In another interview, Choi described how Kim attempted to lift her spirits at a dinner shortly after her arrival in the North.

"I was in utter despair back then and he tried to cheer me up, saying, 'Look at me, Ms Choi. Don't I look like a short fat dwarf?'" she told The Dong-A Ilbo, a major newspaper in Seoul. "I couldn't help laughing at that moment."

Kim had a personal film archive containing 15,000 movies from around the world, according to Shin's memoir.

His collection included "300 South Korean movies with detailed descriptions of the production year, stars and names of all production staff", Shin wrote.

During their ordeal, the couple travelled overseas extensively for movie production and to attend film festivals - always under heavy surveillance by the North's agents.

Choi even won a Best Actress award at the Moscow International Film Festival in 1985 for Salt, a film about Korean guerrillas fighting the 1910 to 1945 Japanese colonial rule.

The couple - who had divorced in 1976, before their abductions - remarried during a trip to Hungary at Kim's urging.

But Choi later recounted how, during her time in the North, she cried every night at the thought that "none of this would have happened if I was not an actress".

"Kim Jong Il offered me all kinds of generosity and royal treatment, but I could not erase the resentment towards him," she wrote in her memoir.

The couple finally escaped to the United States embassy in Vienna after attending the Berlin International Film Festival in 1986. A Japanese reporter smuggled them by taxi to outside the embassy gates before they made a dash for it.

"I still have nightmares of being chased after by North Korean agents," Choi said in a 2015 interview. "When I arrived at the US embassy in Austria and was told, 'Welcome to the West', I burst into tears. I couldn't stop crying."

The couple sought asylum in the US due to fears for their safety, before returning to South Korea in 1999. They remained married until Shin's death in 2006. Their dramatic life inspired several books and movies.

Choi, who made her cinematic debut in 1942, rose to stardom in the wake of the 1950 to 1953 Korean War, which sealed the division between the communist North and the capitalist South.

She was called the "queen" of South Korean cinema from the 1950s to 1970s and appeared in more than 100 movies - many made by Shin.
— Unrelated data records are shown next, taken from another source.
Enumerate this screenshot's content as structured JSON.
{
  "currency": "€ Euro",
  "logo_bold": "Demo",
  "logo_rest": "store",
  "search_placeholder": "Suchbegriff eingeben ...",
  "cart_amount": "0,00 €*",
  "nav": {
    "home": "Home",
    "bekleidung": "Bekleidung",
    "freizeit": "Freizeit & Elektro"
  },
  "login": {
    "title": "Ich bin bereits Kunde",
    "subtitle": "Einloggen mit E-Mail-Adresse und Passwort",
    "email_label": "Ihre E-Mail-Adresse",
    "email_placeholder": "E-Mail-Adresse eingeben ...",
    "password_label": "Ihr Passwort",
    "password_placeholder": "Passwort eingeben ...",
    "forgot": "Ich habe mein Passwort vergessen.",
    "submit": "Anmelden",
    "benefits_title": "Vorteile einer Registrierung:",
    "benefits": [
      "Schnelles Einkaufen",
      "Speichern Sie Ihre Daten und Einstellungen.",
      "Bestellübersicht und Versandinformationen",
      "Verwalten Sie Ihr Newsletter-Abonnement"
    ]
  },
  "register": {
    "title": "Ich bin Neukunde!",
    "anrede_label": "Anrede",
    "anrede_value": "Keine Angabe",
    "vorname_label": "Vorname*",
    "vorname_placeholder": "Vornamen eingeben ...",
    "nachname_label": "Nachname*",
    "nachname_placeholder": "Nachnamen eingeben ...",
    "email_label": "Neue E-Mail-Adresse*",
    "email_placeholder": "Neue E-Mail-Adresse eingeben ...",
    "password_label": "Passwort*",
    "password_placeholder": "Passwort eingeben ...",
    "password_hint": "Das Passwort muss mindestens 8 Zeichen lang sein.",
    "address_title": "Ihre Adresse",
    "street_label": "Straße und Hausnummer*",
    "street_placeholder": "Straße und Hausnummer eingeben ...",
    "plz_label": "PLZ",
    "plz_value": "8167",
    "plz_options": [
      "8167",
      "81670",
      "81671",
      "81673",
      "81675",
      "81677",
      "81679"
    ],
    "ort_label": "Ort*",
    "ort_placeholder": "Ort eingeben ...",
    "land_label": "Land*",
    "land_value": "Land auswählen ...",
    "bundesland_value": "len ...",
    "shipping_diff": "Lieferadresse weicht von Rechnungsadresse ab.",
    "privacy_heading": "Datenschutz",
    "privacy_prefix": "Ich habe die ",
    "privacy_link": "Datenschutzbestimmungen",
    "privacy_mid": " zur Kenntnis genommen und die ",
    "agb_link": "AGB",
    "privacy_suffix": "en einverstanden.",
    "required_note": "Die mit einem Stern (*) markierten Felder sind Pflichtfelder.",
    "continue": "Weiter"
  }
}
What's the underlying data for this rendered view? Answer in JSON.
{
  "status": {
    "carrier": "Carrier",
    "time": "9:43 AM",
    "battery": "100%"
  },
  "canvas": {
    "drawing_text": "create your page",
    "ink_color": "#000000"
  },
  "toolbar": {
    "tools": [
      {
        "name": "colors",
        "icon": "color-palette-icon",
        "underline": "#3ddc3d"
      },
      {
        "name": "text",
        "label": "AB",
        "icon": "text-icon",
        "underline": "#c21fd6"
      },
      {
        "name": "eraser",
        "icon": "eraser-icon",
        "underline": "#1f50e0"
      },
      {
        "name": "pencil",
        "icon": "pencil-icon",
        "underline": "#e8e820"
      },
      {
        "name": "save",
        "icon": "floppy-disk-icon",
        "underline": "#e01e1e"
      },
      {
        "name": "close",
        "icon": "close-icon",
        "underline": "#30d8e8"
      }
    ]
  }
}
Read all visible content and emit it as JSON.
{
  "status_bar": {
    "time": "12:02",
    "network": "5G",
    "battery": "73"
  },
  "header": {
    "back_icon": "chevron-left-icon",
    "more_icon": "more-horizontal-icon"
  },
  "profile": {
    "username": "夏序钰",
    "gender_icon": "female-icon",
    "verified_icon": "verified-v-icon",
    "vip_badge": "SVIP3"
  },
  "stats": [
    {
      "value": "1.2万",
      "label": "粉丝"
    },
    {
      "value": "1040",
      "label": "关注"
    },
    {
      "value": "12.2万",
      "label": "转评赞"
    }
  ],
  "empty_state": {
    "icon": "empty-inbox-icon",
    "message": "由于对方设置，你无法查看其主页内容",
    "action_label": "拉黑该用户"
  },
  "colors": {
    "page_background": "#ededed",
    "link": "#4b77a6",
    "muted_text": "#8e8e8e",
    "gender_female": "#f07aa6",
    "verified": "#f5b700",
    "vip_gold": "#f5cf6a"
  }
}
She is survived by two sons and two daughters, Yonhap said. The funeral will be held in Seoul tomorrow.


A version of this article appeared in the print edition of The Straits Times on April 18, 2018, with the headline 'South Korean film star once kidnapped by the North'. Print Edition | Subscribe